> _Assignment_
What you return must match the data exactly, line for line.

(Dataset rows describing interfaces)
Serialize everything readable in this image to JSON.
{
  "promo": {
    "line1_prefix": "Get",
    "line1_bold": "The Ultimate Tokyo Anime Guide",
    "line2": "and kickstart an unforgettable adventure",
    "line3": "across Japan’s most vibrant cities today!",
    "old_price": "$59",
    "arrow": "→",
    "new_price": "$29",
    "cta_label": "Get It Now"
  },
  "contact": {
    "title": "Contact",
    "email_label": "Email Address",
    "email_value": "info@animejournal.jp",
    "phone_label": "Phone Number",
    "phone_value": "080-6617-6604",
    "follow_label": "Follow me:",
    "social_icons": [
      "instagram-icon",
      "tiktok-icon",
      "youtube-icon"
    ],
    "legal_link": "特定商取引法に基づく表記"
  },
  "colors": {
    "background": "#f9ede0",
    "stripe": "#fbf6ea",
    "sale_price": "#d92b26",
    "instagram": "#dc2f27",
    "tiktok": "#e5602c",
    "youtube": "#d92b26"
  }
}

> _Answer box_
Serialize everything readable in this image to JSON.
{
  "promo": {
    "line1_prefix": "Get",
    "line1_bold": "The Ultimate Tokyo Anime Guide",
    "line2": "and kickstart an unforgettable adventure",
    "line3": "across Japan’s most vibrant cities today!",
    "old_price": "$59",
    "arrow": "→",
    "new_price": "$29",
    "cta_label": "Get It Now"
  },
  "contact": {
    "title": "Contact",
    "email_label": "Email Address",
    "email_value": "info@animejournal.jp",
    "phone_label": "Phone Number",
    "phone_value": "080-6617-6604",
    "follow_label": "Follow me:",
    "social_icons": [
      "instagram-icon",
      "tiktok-icon",
      "youtube-icon"
    ],
    "legal_link": "特定商取引法に基づく表記"
  },
  "colors": {
    "background": "#f9ede0",
    "stripe": "#fbf6ea",
    "sale_price": "#d92b26",
    "instagram": "#dc2f27",
    "tiktok": "#e5602c",
    "youtube": "#d92b26"
  }
}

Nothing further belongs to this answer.